== WORK TASK ==
Please copy each line of the listing that includes the string "size".

--

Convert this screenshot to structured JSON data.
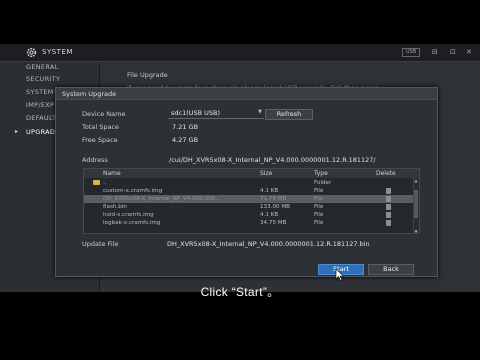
{
  "window": {
    "title": "SYSTEM",
    "usr_badge": "USB",
    "controls": [
      "⊟",
      "⊡",
      "✕"
    ]
  },
  "sidebar": {
    "items": [
      {
        "label": "GENERAL"
      },
      {
        "label": "SECURITY"
      },
      {
        "label": "SYSTEM"
      },
      {
        "label": "IMP/EXP"
      },
      {
        "label": "DEFAULT"
      },
      {
        "label": "UPGRADE"
      }
    ],
    "active_index": 5
  },
  "background": {
    "section_label": "File Upgrade",
    "hint": "If you need to upgrade system,pls please insert USB upgrade disk then press"
  },
  "dialog": {
    "title": "System Upgrade",
    "device_name_label": "Device Name",
    "device_name_value": "sdc1(USB USB)",
    "refresh_label": "Refresh",
    "total_space_label": "Total Space",
    "total_space_value": "7.21 GB",
    "free_space_label": "Free Space",
    "free_space_value": "4.27 GB",
    "address_label": "Address",
    "address_value": "/cui/DH_XVR5x08-X_Internal_NP_V4.000.0000001.12.R.181127/",
    "table": {
      "headers": {
        "name": "Name",
        "size": "Size",
        "type": "Type",
        "delete": "Delete"
      },
      "rows": [
        {
          "name": "..",
          "size": "",
          "type": "Folder",
          "is_folder": true,
          "selected": false
        },
        {
          "name": "custom-x.cramfs.img",
          "size": "4.1 KB",
          "type": "File",
          "is_folder": false,
          "selected": false
        },
        {
          "name": "DH_XVR5x08-X_Internal_NP_V4.000.000...",
          "size": "71.78 MB",
          "type": "File",
          "is_folder": false,
          "selected": true
        },
        {
          "name": "flash.bin",
          "size": "133.00 MB",
          "type": "File",
          "is_folder": false,
          "selected": false
        },
        {
          "name": "hoid-x.cramfs.img",
          "size": "4.1 KB",
          "type": "File",
          "is_folder": false,
          "selected": false
        },
        {
          "name": "logbak-x.cramfs.img",
          "size": "34.75 MB",
          "type": "File",
          "is_folder": false,
          "selected": false
        }
      ]
    },
    "update_file_label": "Update File",
    "update_file_value": "DH_XVR5x08-X_Internal_NP_V4.000.0000001.12.R.181127.bin",
    "start_label": "Start",
    "back_label": "Back"
  },
  "caption": "Click “Start”。",
  "colors": {
    "accent": "#2e6fb8",
    "folder": "#d9b44a",
    "selected_row": "#5a5e64"
  }
}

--

== SOLUTION ==
        "size": "Size",
          "size": "",
          "size": "4.1 KB",
          "size": "71.78 MB",
          "size": "133.00 MB",
          "size": "4.1 KB",
          "size": "34.75 MB",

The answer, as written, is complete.